THE TASK ->
You are asked to write out the entries exactly as they are given.

SUPPLIED MATERIAL ->
★ ★ ★ ★

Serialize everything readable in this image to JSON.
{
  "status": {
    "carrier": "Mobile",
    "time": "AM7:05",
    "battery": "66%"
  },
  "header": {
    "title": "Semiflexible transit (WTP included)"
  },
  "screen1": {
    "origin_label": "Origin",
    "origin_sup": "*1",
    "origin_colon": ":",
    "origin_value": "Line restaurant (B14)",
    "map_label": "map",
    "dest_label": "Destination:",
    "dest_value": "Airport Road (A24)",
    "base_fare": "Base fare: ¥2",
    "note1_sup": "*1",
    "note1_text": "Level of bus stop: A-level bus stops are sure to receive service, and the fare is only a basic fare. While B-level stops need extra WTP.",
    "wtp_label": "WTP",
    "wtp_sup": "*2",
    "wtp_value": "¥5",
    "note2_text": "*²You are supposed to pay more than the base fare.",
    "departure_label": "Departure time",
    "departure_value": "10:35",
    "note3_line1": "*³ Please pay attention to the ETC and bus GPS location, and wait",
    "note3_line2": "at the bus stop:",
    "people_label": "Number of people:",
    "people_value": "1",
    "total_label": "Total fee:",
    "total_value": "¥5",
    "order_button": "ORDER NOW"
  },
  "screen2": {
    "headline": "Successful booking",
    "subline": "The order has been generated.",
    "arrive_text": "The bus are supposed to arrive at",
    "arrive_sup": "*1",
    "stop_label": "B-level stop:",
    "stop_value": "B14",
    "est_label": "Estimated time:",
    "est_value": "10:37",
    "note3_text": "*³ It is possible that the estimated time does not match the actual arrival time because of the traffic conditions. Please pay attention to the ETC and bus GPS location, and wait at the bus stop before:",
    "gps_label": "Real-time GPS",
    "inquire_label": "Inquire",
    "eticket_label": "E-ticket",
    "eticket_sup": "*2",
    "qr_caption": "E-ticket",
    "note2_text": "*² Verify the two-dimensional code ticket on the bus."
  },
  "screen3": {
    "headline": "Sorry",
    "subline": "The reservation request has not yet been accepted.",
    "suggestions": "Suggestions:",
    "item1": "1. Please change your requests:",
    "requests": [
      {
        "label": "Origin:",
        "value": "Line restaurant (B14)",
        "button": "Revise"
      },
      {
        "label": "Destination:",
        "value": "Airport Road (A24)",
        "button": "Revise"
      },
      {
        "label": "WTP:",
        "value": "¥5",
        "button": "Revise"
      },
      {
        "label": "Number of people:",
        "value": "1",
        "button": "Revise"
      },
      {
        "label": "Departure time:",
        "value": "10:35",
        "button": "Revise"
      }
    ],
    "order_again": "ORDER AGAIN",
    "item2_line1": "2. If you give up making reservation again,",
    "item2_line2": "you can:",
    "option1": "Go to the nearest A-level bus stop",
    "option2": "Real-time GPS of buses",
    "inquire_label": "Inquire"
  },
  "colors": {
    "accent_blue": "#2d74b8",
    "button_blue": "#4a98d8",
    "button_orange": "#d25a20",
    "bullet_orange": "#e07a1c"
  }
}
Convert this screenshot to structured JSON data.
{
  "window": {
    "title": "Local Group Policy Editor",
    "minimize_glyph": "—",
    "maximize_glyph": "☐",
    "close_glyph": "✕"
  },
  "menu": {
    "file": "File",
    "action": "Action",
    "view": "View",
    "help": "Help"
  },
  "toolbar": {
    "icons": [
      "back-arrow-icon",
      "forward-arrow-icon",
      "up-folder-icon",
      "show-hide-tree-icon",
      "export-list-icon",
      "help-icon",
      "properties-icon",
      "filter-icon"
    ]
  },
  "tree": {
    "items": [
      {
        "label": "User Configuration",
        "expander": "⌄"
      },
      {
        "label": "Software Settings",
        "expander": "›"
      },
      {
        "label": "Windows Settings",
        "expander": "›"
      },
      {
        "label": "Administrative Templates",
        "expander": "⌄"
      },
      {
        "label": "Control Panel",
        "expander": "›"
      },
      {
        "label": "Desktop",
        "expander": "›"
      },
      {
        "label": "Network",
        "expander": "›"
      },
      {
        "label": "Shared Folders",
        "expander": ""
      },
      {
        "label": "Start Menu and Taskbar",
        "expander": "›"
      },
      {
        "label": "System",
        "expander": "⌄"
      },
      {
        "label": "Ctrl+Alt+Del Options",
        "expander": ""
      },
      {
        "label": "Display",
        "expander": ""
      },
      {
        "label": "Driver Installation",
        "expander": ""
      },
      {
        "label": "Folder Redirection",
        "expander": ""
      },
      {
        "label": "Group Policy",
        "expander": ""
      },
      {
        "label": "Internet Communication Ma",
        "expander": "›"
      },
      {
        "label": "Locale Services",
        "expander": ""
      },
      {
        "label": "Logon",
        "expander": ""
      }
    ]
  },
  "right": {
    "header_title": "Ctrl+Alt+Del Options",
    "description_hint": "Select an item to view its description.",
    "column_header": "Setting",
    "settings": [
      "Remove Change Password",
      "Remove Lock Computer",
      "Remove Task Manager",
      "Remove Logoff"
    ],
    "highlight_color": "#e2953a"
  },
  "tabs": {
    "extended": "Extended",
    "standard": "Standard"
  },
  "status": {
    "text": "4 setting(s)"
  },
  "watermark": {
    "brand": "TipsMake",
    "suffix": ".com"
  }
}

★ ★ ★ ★

YOUR SOLUTION ->
Serialize everything readable in this image to JSON.
{
  "status": {
    "carrier": "Mobile",
    "time": "AM7:05",
    "battery": "66%"
  },
  "header": {
    "title": "Semiflexible transit (WTP included)"
  },
  "screen1": {
    "origin_label": "Origin",
    "origin_sup": "*1",
    "origin_colon": ":",
    "origin_value": "Line restaurant (B14)",
    "map_label": "map",
    "dest_label": "Destination:",
    "dest_value": "Airport Road (A24)",
    "base_fare": "Base fare: ¥2",
    "note1_sup": "*1",
    "note1_text": "Level of bus stop: A-level bus stops are sure to receive service, and the fare is only a basic fare. While B-level stops need extra WTP.",
    "wtp_label": "WTP",
    "wtp_sup": "*2",
    "wtp_value": "¥5",
    "note2_text": "*²You are supposed to pay more than the base fare.",
    "departure_label": "Departure time",
    "departure_value": "10:35",
    "note3_line1": "*³ Please pay attention to the ETC and bus GPS location, and wait",
    "note3_line2": "at the bus stop:",
    "people_label": "Number of people:",
    "people_value": "1",
    "total_label": "Total fee:",
    "total_value": "¥5",
    "order_button": "ORDER NOW"
  },
  "screen2": {
    "headline": "Successful booking",
    "subline": "The order has been generated.",
    "arrive_text": "The bus are supposed to arrive at",
    "arrive_sup": "*1",
    "stop_label": "B-level stop:",
    "stop_value": "B14",
    "est_label": "Estimated time:",
    "est_value": "10:37",
    "note3_text": "*³ It is possible that the estimated time does not match the actual arrival time because of the traffic conditions. Please pay attention to the ETC and bus GPS location, and wait at the bus stop before:",
    "gps_label": "Real-time GPS",
    "inquire_label": "Inquire",
    "eticket_label": "E-ticket",
    "eticket_sup": "*2",
    "qr_caption": "E-ticket",
    "note2_text": "*² Verify the two-dimensional code ticket on the bus."
  },
  "screen3": {
    "headline": "Sorry",
    "subline": "The reservation request has not yet been accepted.",
    "suggestions": "Suggestions:",
    "item1": "1. Please change your requests:",
    "requests": [
      {
        "label": "Origin:",
        "value": "Line restaurant (B14)",
        "button": "Revise"
      },
      {
        "label": "Destination:",
        "value": "Airport Road (A24)",
        "button": "Revise"
      },
      {
        "label": "WTP:",
        "value": "¥5",
        "button": "Revise"
      },
      {
        "label": "Number of people:",
        "value": "1",
        "button": "Revise"
      },
      {
        "label": "Departure time:",
        "value": "10:35",
        "button": "Revise"
      }
    ],
    "order_again": "ORDER AGAIN",
    "item2_line1": "2. If you give up making reservation again,",
    "item2_line2": "you can:",
    "option1": "Go to the nearest A-level bus stop",
    "option2": "Real-time GPS of buses",
    "inquire_label": "Inquire"
  },
  "colors": {
    "accent_blue": "#2d74b8",
    "button_blue": "#4a98d8",
    "button_orange": "#d25a20",
    "bullet_orange": "#e07a1c"
  }
}
Convert this screenshot to structured JSON data.
{
  "window": {
    "title": "Local Group Policy Editor",
    "minimize_glyph": "—",
    "maximize_glyph": "☐",
    "close_glyph": "✕"
  },
  "menu": {
    "file": "File",
    "action": "Action",
    "view": "View",
    "help": "Help"
  },
  "toolbar": {
    "icons": [
      "back-arrow-icon",
      "forward-arrow-icon",
      "up-folder-icon",
      "show-hide-tree-icon",
      "export-list-icon",
      "help-icon",
      "properties-icon",
      "filter-icon"
    ]
  },
  "tree": {
    "items": [
      {
        "label": "User Configuration",
        "expander": "⌄"
      },
      {
        "label": "Software Settings",
        "expander": "›"
      },
      {
        "label": "Windows Settings",
        "expander": "›"
      },
      {
        "label": "Administrative Templates",
        "expander": "⌄"
      },
      {
        "label": "Control Panel",
        "expander": "›"
      },
      {
        "label": "Desktop",
        "expander": "›"
      },
      {
        "label": "Network",
        "expander": "›"
      },
      {
        "label": "Shared Folders",
        "expander": ""
      },
      {
        "label": "Start Menu and Taskbar",
        "expander": "›"
      },
      {
        "label": "System",
        "expander": "⌄"
      },
      {
        "label": "Ctrl+Alt+Del Options",
        "expander": ""
      },
      {
        "label": "Display",
        "expander": ""
      },
      {
        "label": "Driver Installation",
        "expander": ""
      },
      {
        "label": "Folder Redirection",
        "expander": ""
      },
      {
        "label": "Group Policy",
        "expander": ""
      },
      {
        "label": "Internet Communication Ma",
        "expander": "›"
      },
      {
        "label": "Locale Services",
        "expander": ""
      },
      {
        "label": "Logon",
        "expander": ""
      }
    ]
  },
  "right": {
    "header_title": "Ctrl+Alt+Del Options",
    "description_hint": "Select an item to view its description.",
    "column_header": "Setting",
    "settings": [
      "Remove Change Password",
      "Remove Lock Computer",
      "Remove Task Manager",
      "Remove Logoff"
    ],
    "highlight_color": "#e2953a"
  },
  "tabs": {
    "extended": "Extended",
    "standard": "Standard"
  },
  "status": {
    "text": "4 setting(s)"
  },
  "watermark": {
    "brand": "TipsMake",
    "suffix": ".com"
  }
}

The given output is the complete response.